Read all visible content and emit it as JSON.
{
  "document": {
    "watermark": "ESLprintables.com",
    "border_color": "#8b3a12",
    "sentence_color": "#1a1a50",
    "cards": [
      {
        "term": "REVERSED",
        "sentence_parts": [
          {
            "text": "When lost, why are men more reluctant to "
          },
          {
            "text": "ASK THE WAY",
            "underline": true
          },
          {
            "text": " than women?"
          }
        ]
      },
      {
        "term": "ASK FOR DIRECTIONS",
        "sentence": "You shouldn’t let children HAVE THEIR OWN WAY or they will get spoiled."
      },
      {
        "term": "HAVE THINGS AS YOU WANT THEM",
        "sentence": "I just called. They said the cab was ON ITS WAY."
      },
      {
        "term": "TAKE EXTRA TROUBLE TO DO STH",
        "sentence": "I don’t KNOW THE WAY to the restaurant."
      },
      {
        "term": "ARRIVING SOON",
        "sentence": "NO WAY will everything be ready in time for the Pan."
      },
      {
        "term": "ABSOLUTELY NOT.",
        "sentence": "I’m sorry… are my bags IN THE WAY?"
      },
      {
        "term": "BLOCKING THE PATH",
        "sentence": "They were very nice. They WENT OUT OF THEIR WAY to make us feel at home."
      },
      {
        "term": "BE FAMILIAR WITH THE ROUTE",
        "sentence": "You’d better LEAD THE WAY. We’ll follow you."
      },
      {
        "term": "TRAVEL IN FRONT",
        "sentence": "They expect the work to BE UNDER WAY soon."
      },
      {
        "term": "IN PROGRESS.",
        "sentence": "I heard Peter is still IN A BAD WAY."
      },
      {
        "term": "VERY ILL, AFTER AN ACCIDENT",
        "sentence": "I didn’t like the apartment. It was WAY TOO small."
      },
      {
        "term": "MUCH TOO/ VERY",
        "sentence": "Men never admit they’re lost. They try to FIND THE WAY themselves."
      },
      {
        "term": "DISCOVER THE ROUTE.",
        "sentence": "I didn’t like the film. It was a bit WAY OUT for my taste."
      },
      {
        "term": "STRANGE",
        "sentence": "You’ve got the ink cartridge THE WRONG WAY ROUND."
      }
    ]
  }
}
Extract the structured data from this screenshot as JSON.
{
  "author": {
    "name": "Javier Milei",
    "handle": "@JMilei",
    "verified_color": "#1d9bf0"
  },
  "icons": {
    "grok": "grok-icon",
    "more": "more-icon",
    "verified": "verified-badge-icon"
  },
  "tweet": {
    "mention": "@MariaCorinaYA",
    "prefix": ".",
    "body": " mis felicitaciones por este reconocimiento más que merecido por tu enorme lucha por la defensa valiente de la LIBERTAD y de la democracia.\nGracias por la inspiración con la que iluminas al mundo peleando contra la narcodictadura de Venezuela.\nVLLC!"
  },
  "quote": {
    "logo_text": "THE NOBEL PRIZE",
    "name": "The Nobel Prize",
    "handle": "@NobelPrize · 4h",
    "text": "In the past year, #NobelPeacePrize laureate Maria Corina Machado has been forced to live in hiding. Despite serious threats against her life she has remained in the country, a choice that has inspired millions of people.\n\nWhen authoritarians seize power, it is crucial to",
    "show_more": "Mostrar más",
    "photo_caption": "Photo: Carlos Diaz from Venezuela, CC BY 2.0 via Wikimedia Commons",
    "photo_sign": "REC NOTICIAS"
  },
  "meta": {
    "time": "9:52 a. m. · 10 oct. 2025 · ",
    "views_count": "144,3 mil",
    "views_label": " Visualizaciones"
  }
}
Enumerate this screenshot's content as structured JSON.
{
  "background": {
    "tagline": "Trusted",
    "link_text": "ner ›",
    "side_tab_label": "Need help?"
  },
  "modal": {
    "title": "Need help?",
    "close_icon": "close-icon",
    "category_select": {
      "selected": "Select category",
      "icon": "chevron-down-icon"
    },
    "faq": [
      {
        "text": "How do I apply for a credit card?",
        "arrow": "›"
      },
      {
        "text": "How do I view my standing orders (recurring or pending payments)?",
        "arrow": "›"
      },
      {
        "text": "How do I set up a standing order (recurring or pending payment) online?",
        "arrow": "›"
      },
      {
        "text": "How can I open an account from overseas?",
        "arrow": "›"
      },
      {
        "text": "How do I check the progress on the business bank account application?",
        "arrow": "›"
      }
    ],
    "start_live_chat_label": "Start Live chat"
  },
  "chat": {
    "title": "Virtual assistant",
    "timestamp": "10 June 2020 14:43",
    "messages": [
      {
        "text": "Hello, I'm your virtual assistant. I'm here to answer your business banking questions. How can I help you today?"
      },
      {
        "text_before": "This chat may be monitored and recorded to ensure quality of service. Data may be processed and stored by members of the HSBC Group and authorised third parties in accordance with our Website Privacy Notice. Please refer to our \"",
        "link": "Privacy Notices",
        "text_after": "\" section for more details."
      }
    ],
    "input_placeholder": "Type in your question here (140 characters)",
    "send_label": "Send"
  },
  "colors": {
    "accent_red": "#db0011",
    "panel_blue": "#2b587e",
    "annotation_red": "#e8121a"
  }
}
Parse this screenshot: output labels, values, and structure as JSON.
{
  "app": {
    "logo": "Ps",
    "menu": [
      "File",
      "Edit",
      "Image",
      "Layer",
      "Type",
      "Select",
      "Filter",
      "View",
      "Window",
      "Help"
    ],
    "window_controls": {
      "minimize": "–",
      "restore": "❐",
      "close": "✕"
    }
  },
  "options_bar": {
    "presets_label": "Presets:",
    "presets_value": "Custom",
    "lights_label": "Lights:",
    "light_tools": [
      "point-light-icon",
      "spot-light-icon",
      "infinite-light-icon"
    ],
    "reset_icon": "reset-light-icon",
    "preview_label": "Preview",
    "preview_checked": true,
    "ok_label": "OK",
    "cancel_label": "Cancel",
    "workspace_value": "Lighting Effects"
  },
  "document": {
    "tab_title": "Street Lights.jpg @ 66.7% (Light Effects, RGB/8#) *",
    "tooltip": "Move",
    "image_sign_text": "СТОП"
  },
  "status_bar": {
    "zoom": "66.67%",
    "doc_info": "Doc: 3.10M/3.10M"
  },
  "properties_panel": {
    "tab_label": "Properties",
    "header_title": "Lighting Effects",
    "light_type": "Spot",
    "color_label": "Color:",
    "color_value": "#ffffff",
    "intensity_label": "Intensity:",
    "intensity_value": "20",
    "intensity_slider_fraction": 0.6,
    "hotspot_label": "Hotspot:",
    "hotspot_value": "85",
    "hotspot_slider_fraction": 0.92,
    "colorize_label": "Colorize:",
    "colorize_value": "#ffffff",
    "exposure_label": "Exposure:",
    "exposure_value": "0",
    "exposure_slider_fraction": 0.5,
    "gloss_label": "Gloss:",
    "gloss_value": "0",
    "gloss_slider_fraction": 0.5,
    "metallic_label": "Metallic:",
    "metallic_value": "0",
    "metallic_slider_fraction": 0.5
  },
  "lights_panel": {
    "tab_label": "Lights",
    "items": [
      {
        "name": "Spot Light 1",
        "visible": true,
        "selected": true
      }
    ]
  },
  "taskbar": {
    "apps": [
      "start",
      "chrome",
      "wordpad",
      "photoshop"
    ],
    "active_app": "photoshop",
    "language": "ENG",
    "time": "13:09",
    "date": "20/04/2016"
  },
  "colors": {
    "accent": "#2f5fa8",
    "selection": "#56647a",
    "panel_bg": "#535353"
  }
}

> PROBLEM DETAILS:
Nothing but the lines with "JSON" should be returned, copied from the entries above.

> TASK RESPONSE:
Read all visible content and emit it as JSON.
Extract the structured data from this screenshot as JSON.
Enumerate this screenshot's content as structured JSON.
Parse this screenshot: output labels, values, and structure as JSON.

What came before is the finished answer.